> **RECORDS FOR THE EXERCISE**
--- START ---

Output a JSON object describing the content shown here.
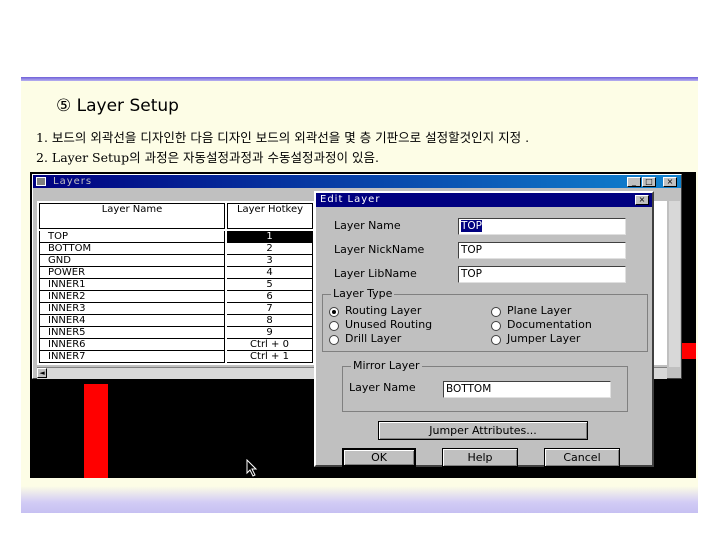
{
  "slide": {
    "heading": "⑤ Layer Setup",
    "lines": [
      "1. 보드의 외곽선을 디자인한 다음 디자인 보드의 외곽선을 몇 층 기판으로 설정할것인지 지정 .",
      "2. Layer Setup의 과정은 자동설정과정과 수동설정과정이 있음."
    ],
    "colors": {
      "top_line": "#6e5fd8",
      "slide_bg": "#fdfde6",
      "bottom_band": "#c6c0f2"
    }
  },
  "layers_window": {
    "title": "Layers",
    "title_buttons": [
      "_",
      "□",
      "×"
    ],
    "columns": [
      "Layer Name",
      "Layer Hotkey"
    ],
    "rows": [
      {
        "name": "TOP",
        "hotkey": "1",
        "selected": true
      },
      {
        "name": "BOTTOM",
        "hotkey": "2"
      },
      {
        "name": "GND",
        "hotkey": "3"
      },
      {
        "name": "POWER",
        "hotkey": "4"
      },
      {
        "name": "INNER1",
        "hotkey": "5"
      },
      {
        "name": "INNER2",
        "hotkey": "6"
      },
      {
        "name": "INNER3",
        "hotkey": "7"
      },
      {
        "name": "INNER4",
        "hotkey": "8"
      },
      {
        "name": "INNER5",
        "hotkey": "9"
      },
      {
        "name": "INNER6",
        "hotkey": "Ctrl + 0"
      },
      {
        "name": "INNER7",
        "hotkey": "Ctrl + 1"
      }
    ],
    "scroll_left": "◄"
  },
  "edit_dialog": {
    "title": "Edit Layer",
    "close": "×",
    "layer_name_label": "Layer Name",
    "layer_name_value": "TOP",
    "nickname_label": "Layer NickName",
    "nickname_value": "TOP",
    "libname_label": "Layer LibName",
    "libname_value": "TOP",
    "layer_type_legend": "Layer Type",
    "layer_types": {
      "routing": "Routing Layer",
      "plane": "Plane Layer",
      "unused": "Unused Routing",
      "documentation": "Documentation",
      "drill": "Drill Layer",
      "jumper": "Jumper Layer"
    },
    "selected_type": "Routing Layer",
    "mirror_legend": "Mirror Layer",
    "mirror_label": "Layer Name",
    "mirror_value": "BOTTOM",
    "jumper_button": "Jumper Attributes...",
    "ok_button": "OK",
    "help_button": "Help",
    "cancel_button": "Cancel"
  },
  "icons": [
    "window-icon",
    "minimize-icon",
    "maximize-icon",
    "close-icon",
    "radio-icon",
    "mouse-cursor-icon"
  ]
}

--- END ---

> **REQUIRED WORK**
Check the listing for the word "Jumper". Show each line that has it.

> **YOUR SOLUTION**
      "jumper": "Jumper Layer"
    "jumper_button": "Jumper Attributes...",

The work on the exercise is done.